ARLINGTON (CBSDFW.COM) – There’s no question the tornadoes that tore across North Texas the first week of April left a path of destruction. Now, one North Texas city is lending a helping hand to residents that lost so much.
Any Arlington resident living in an area affected by last month’s tornadoes can now get free trees.
The Let’s Enhance Arlington’s Forest (L.E.A.F.) program is providing the trees to help reforest damaged/devastated neighborhoods.
The Arlington Tomorrow Foundation awarded the program a $40,000 grant. The amount is enough to provide 1,000 free trees to affected residents.
In a press release statement Arlington Tomorrow Foundation Board of Directors President Kathryn Wilemon said, “And, as residents get settled back into their homes, we want to help ensure they are moving back into true neighborhoods, complete with trees and greenery.”
The trees are not only being provided free, they will also be planted at no cost. The trees will be planted in November.
There are 10 trees approved and available for residents. They vary from Bur Oak and Cedar Elm to Desert Willow and Texas Redbud.
Each eligible household will be allowed to select four, 10-gallon trees.
Any property owner wanting free trees must complete an application for consideration. The deadline to submit an application is August 1.
Application can be faxed to (817) 801-5762 or click here to complete an application online.
Completed applications can also be mailed and should be sent to:
City of Arlington
Forestry and Beautification
717 West Main Street
Arlington, TX 76004
As for the trees damaged, broken and blown away — the City of Arlington chipped them down into mulch and is also giving that away for free.
Free mulch is available through May 13 and is available at Richard Simpson Park, next to Lake Arlington.
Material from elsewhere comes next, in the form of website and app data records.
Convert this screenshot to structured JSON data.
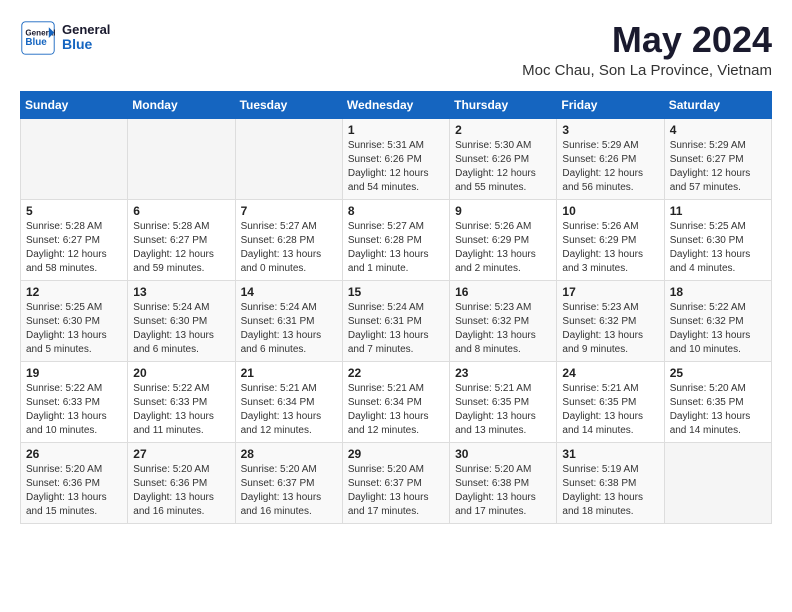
{
  "header": {
    "logo_general": "General",
    "logo_blue": "Blue",
    "month_title": "May 2024",
    "location": "Moc Chau, Son La Province, Vietnam"
  },
  "days_of_week": [
    "Sunday",
    "Monday",
    "Tuesday",
    "Wednesday",
    "Thursday",
    "Friday",
    "Saturday"
  ],
  "weeks": [
    [
      {
        "day": "",
        "info": ""
      },
      {
        "day": "",
        "info": ""
      },
      {
        "day": "",
        "info": ""
      },
      {
        "day": "1",
        "info": "Sunrise: 5:31 AM\nSunset: 6:26 PM\nDaylight: 12 hours\nand 54 minutes."
      },
      {
        "day": "2",
        "info": "Sunrise: 5:30 AM\nSunset: 6:26 PM\nDaylight: 12 hours\nand 55 minutes."
      },
      {
        "day": "3",
        "info": "Sunrise: 5:29 AM\nSunset: 6:26 PM\nDaylight: 12 hours\nand 56 minutes."
      },
      {
        "day": "4",
        "info": "Sunrise: 5:29 AM\nSunset: 6:27 PM\nDaylight: 12 hours\nand 57 minutes."
      }
    ],
    [
      {
        "day": "5",
        "info": "Sunrise: 5:28 AM\nSunset: 6:27 PM\nDaylight: 12 hours\nand 58 minutes."
      },
      {
        "day": "6",
        "info": "Sunrise: 5:28 AM\nSunset: 6:27 PM\nDaylight: 12 hours\nand 59 minutes."
      },
      {
        "day": "7",
        "info": "Sunrise: 5:27 AM\nSunset: 6:28 PM\nDaylight: 13 hours\nand 0 minutes."
      },
      {
        "day": "8",
        "info": "Sunrise: 5:27 AM\nSunset: 6:28 PM\nDaylight: 13 hours\nand 1 minute."
      },
      {
        "day": "9",
        "info": "Sunrise: 5:26 AM\nSunset: 6:29 PM\nDaylight: 13 hours\nand 2 minutes."
      },
      {
        "day": "10",
        "info": "Sunrise: 5:26 AM\nSunset: 6:29 PM\nDaylight: 13 hours\nand 3 minutes."
      },
      {
        "day": "11",
        "info": "Sunrise: 5:25 AM\nSunset: 6:30 PM\nDaylight: 13 hours\nand 4 minutes."
      }
    ],
    [
      {
        "day": "12",
        "info": "Sunrise: 5:25 AM\nSunset: 6:30 PM\nDaylight: 13 hours\nand 5 minutes."
      },
      {
        "day": "13",
        "info": "Sunrise: 5:24 AM\nSunset: 6:30 PM\nDaylight: 13 hours\nand 6 minutes."
      },
      {
        "day": "14",
        "info": "Sunrise: 5:24 AM\nSunset: 6:31 PM\nDaylight: 13 hours\nand 6 minutes."
      },
      {
        "day": "15",
        "info": "Sunrise: 5:24 AM\nSunset: 6:31 PM\nDaylight: 13 hours\nand 7 minutes."
      },
      {
        "day": "16",
        "info": "Sunrise: 5:23 AM\nSunset: 6:32 PM\nDaylight: 13 hours\nand 8 minutes."
      },
      {
        "day": "17",
        "info": "Sunrise: 5:23 AM\nSunset: 6:32 PM\nDaylight: 13 hours\nand 9 minutes."
      },
      {
        "day": "18",
        "info": "Sunrise: 5:22 AM\nSunset: 6:32 PM\nDaylight: 13 hours\nand 10 minutes."
      }
    ],
    [
      {
        "day": "19",
        "info": "Sunrise: 5:22 AM\nSunset: 6:33 PM\nDaylight: 13 hours\nand 10 minutes."
      },
      {
        "day": "20",
        "info": "Sunrise: 5:22 AM\nSunset: 6:33 PM\nDaylight: 13 hours\nand 11 minutes."
      },
      {
        "day": "21",
        "info": "Sunrise: 5:21 AM\nSunset: 6:34 PM\nDaylight: 13 hours\nand 12 minutes."
      },
      {
        "day": "22",
        "info": "Sunrise: 5:21 AM\nSunset: 6:34 PM\nDaylight: 13 hours\nand 12 minutes."
      },
      {
        "day": "23",
        "info": "Sunrise: 5:21 AM\nSunset: 6:35 PM\nDaylight: 13 hours\nand 13 minutes."
      },
      {
        "day": "24",
        "info": "Sunrise: 5:21 AM\nSunset: 6:35 PM\nDaylight: 13 hours\nand 14 minutes."
      },
      {
        "day": "25",
        "info": "Sunrise: 5:20 AM\nSunset: 6:35 PM\nDaylight: 13 hours\nand 14 minutes."
      }
    ],
    [
      {
        "day": "26",
        "info": "Sunrise: 5:20 AM\nSunset: 6:36 PM\nDaylight: 13 hours\nand 15 minutes."
      },
      {
        "day": "27",
        "info": "Sunrise: 5:20 AM\nSunset: 6:36 PM\nDaylight: 13 hours\nand 16 minutes."
      },
      {
        "day": "28",
        "info": "Sunrise: 5:20 AM\nSunset: 6:37 PM\nDaylight: 13 hours\nand 16 minutes."
      },
      {
        "day": "29",
        "info": "Sunrise: 5:20 AM\nSunset: 6:37 PM\nDaylight: 13 hours\nand 17 minutes."
      },
      {
        "day": "30",
        "info": "Sunrise: 5:20 AM\nSunset: 6:38 PM\nDaylight: 13 hours\nand 17 minutes."
      },
      {
        "day": "31",
        "info": "Sunrise: 5:19 AM\nSunset: 6:38 PM\nDaylight: 13 hours\nand 18 minutes."
      },
      {
        "day": "",
        "info": ""
      }
    ]
  ]
}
There are no workers to load or bag the mulch, so residents should come prepared to do the work themselves.
Also Check Out:
- Woman Jailed For Trying To Fill Prescription
- DISD Teens Simultaneously Graduate From High School & College
- Rare White Buffalo Dies In Hunt County
- Lost Phone Leads To 30 Years Jail For Texan
- UT Southwestern Doctors Make Obesity Breakthrough